WORK INSTRUCTIONS: Retype each line of the material below word for word; pictures stay out.

DATA FOR THIS TASK:
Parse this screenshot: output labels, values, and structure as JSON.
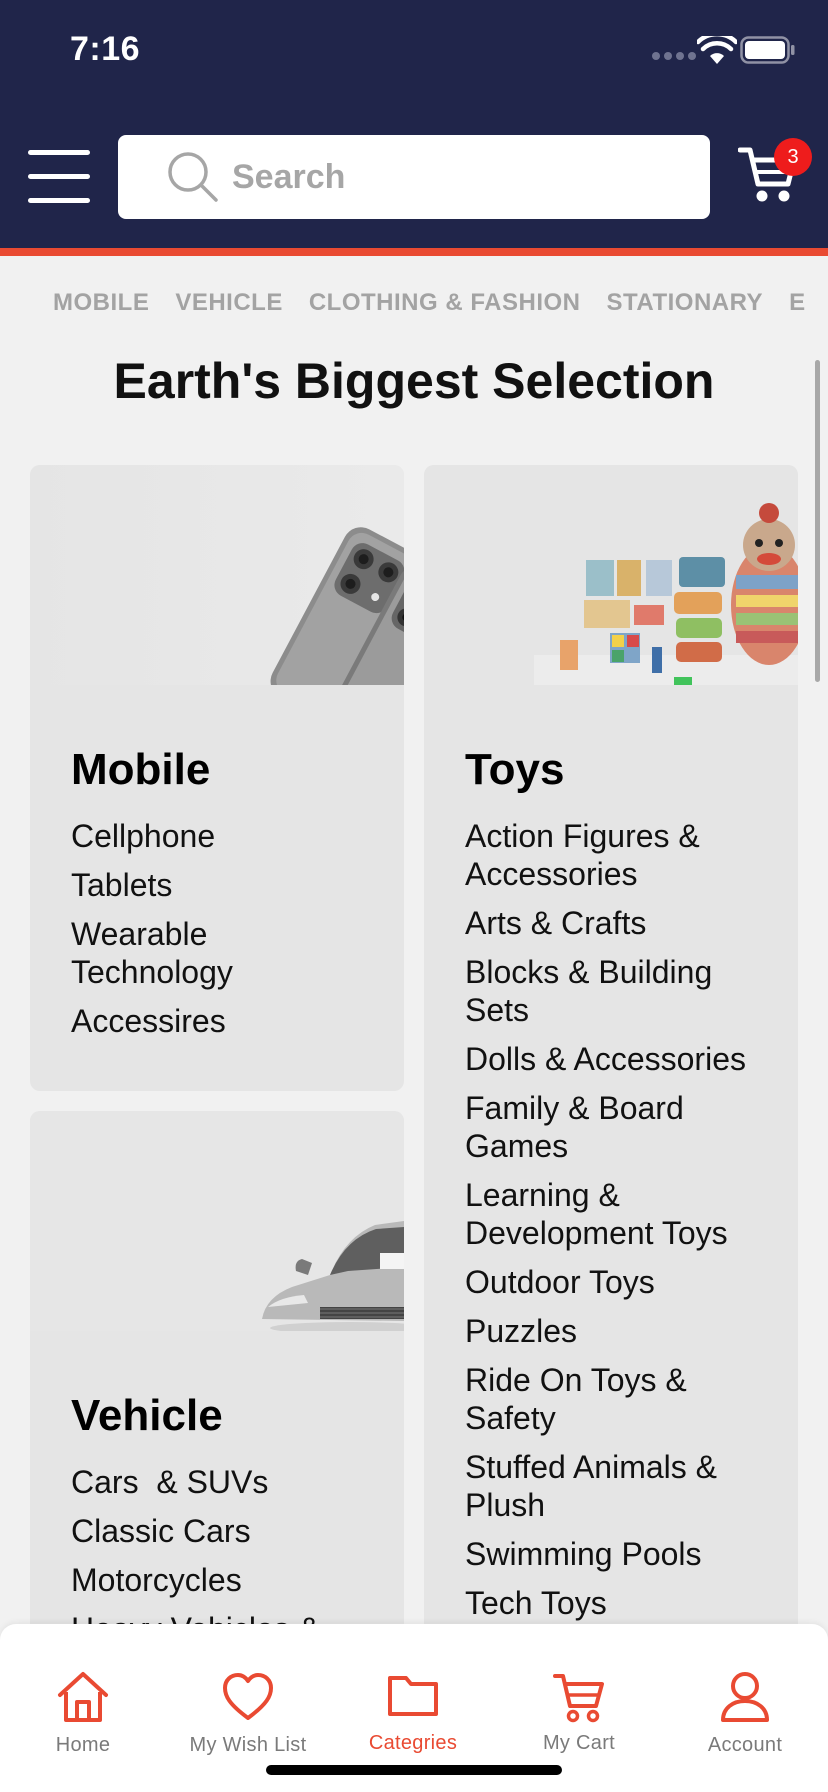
{
  "status_bar": {
    "time": "7:16"
  },
  "header": {
    "search_placeholder": "Search",
    "cart_count": "3"
  },
  "category_tabs": [
    "MOBILE",
    "VEHICLE",
    "CLOTHING & FASHION",
    "STATIONARY",
    "E"
  ],
  "page_title": "Earth's Biggest Selection",
  "cards": {
    "mobile": {
      "title": "Mobile",
      "items": [
        "Cellphone",
        "Tablets",
        "Wearable Technology",
        "Accessires"
      ]
    },
    "toys": {
      "title": "Toys",
      "items": [
        "Action Figures & Accessories",
        "Arts & Crafts",
        "Blocks & Building Sets",
        "Dolls & Accessories",
        "Family & Board Games",
        "Learning & Development Toys",
        "Outdoor Toys",
        "Puzzles",
        "Ride On Toys & Safety",
        "Stuffed Animals & Plush",
        "Swimming Pools",
        "Tech Toys"
      ]
    },
    "vehicle": {
      "title": "Vehicle",
      "items": [
        "Cars  & SUVs",
        "Classic Cars",
        "Motorcycles",
        "Heavy Vehicles &"
      ]
    }
  },
  "bottom_nav": [
    {
      "label": "Home",
      "icon": "home-icon"
    },
    {
      "label": "My Wish List",
      "icon": "heart-icon"
    },
    {
      "label": "Categries",
      "icon": "folder-icon",
      "active": true
    },
    {
      "label": "My Cart",
      "icon": "cart-icon"
    },
    {
      "label": "Account",
      "icon": "user-icon"
    }
  ],
  "colors": {
    "header_bg": "#20254a",
    "accent": "#e94a32",
    "badge": "#ee1c1c"
  }
}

OUTPUT BELOW:
Parse this screenshot: output labels, values, and structure as JSON.
{
  "status_bar": {
    "time": "7:16"
  },
  "header": {
    "search_placeholder": "Search",
    "cart_count": "3"
  },
  "category_tabs": [
    "MOBILE",
    "VEHICLE",
    "CLOTHING & FASHION",
    "STATIONARY",
    "E"
  ],
  "page_title": "Earth's Biggest Selection",
  "cards": {
    "mobile": {
      "title": "Mobile",
      "items": [
        "Cellphone",
        "Tablets",
        "Wearable Technology",
        "Accessires"
      ]
    },
    "toys": {
      "title": "Toys",
      "items": [
        "Action Figures & Accessories",
        "Arts & Crafts",
        "Blocks & Building Sets",
        "Dolls & Accessories",
        "Family & Board Games",
        "Learning & Development Toys",
        "Outdoor Toys",
        "Puzzles",
        "Ride On Toys & Safety",
        "Stuffed Animals & Plush",
        "Swimming Pools",
        "Tech Toys"
      ]
    },
    "vehicle": {
      "title": "Vehicle",
      "items": [
        "Cars  & SUVs",
        "Classic Cars",
        "Motorcycles",
        "Heavy Vehicles &"
      ]
    }
  },
  "bottom_nav": [
    {
      "label": "Home",
      "icon": "home-icon"
    },
    {
      "label": "My Wish List",
      "icon": "heart-icon"
    },
    {
      "label": "Categries",
      "icon": "folder-icon",
      "active": true
    },
    {
      "label": "My Cart",
      "icon": "cart-icon"
    },
    {
      "label": "Account",
      "icon": "user-icon"
    }
  ],
  "colors": {
    "header_bg": "#20254a",
    "accent": "#e94a32",
    "badge": "#ee1c1c"
  }
}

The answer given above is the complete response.